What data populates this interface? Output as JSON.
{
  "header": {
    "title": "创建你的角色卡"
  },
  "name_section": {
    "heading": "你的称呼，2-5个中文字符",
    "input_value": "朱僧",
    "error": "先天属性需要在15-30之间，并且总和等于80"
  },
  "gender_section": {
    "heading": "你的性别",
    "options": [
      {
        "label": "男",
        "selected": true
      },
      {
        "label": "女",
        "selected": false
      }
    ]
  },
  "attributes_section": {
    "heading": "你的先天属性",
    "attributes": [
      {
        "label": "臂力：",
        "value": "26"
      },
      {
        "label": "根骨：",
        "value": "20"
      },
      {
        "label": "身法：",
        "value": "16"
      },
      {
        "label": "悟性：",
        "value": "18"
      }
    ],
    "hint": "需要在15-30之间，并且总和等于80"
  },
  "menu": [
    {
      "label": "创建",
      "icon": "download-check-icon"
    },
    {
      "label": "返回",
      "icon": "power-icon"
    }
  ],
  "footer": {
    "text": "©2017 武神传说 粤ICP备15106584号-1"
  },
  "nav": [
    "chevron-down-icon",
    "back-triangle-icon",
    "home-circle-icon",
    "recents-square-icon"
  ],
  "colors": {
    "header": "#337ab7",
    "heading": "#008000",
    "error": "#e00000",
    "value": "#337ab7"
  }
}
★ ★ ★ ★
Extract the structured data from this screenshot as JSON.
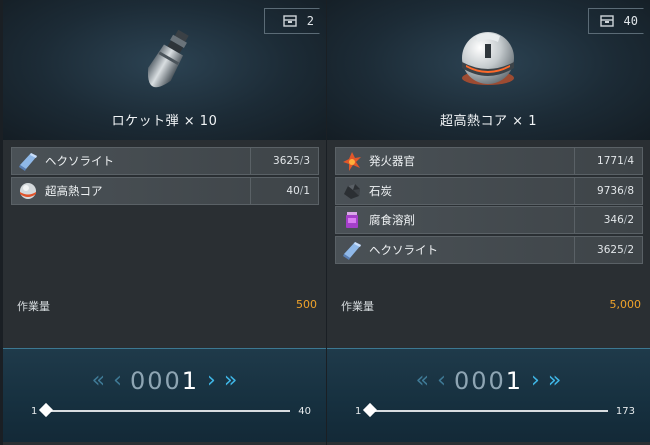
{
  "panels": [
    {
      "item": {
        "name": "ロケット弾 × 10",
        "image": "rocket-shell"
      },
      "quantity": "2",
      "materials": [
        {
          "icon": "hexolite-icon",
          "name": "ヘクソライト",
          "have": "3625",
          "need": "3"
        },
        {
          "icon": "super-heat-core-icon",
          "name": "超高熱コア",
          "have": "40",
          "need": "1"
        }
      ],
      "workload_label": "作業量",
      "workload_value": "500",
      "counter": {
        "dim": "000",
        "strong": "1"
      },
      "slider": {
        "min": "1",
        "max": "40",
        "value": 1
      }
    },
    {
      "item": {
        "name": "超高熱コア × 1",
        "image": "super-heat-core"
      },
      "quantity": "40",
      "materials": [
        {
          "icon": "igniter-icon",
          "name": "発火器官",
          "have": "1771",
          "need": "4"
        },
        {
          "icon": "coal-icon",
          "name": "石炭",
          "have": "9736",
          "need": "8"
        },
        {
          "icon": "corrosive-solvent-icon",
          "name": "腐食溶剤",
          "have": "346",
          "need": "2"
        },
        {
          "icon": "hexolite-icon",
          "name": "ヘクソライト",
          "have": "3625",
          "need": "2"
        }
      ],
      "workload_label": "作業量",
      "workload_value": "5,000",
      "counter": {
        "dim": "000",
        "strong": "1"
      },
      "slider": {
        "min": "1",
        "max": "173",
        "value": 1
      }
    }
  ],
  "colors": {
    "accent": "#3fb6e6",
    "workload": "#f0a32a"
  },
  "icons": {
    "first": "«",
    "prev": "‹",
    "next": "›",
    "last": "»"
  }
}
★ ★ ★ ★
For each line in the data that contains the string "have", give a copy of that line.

_Your response_
          "have": "3625",
          "have": "40",
          "have": "1771",
          "have": "9736",
          "have": "346",
          "have": "3625",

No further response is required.